(DATASET EXCERPTS)

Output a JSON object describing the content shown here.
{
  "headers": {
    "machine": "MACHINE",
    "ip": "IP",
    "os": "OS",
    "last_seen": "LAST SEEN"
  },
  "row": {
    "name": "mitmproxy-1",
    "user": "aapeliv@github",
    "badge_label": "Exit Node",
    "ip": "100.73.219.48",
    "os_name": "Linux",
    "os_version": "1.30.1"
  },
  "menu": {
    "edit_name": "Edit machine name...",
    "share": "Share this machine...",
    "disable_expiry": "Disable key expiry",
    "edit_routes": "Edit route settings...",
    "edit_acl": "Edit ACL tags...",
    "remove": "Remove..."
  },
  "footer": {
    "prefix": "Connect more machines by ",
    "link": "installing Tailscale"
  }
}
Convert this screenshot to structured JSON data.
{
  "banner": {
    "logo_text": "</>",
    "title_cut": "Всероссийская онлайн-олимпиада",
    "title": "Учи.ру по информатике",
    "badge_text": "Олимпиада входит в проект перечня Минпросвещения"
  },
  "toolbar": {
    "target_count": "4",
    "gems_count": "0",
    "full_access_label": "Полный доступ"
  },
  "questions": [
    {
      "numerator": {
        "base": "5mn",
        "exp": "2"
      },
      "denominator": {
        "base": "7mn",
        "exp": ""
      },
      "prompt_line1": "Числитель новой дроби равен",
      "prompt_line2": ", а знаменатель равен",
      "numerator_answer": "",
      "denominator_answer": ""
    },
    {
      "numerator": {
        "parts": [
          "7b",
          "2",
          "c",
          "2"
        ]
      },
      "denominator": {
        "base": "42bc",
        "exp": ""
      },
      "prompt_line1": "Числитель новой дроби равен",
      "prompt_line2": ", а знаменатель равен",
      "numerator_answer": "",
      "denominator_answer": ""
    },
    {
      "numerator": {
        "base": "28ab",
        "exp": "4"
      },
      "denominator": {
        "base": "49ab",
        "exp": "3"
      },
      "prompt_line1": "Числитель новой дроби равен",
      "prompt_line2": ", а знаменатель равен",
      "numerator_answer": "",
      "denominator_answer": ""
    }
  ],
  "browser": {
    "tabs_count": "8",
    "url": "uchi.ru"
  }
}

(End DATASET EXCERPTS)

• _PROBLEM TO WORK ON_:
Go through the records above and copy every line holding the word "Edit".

• _WRITTEN ANSWER_:
    "edit_name": "Edit machine name...",
    "edit_routes": "Edit route settings...",
    "edit_acl": "Edit ACL tags...",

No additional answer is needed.